Updated: 09/12/2023 by Computer Hope
SOCKS in green lettering on black background.

Short for Socket Secure, SOCKS is a network protocol for handling client to server requests and communications made through a proxy server.

Software using the SOCKS protocol creates a TCP (transmission control protocol) connection to an external server. Because the protocol doesn't interpret data in any way, it can be used through a firewall, making it convenient for large businesses and other institutions. As the firewall is still enabled, packets sent from the user's device to an external server remain secure.

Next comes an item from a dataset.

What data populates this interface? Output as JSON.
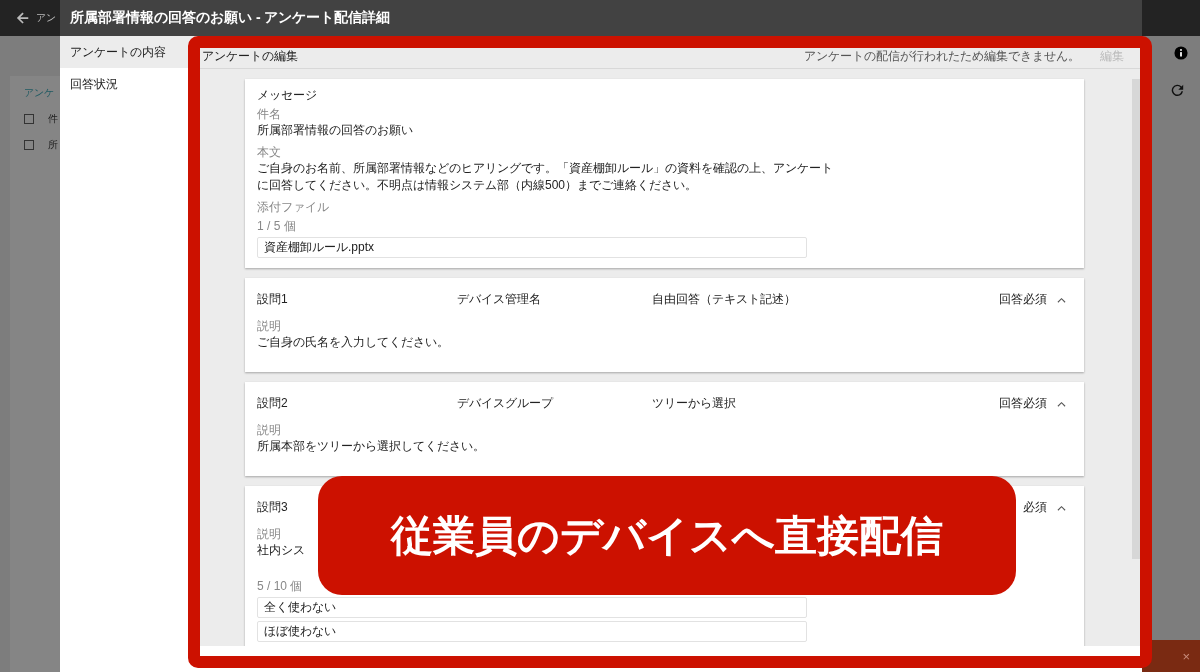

SOCKS is beneficial because it is designed to route all types of traffic created by any program or protocol. Additionally, SOCKS5 (SOCKS protocol version 5) provides authentication so that only authorized users can access a server. It functions on Layer 5 of the OSI (Open Systems Interconnection) model and utilizes the TCP port 1080. SOCKS handles HTTP (hypertext transfer protocol), HTTPS, POP3, SMTP (simple mail transfer protocol) and FTP request types.

SOCKS5 vs. HTTP proxy

When setting up an Internet proxy, you may notice many options. For instance, if you configure a proxy server through the Firefox web browser, you can choose between a standard HTTP(S) proxy and a SOCKS5 proxy. The key difference between the two is that an HTTP proxy can only interpret HTTP and HTTPS pages, whereas SOCKS5 can handle any traffic, including the previously mentioned types. In the end, know that HTTP and HTTPS proxies are faster with web traffic, and SOCKS5 proxies are more flexible and secure.

FTP, HTTP, Network socket, Network terms, POP3, Server, SMTP, Winsock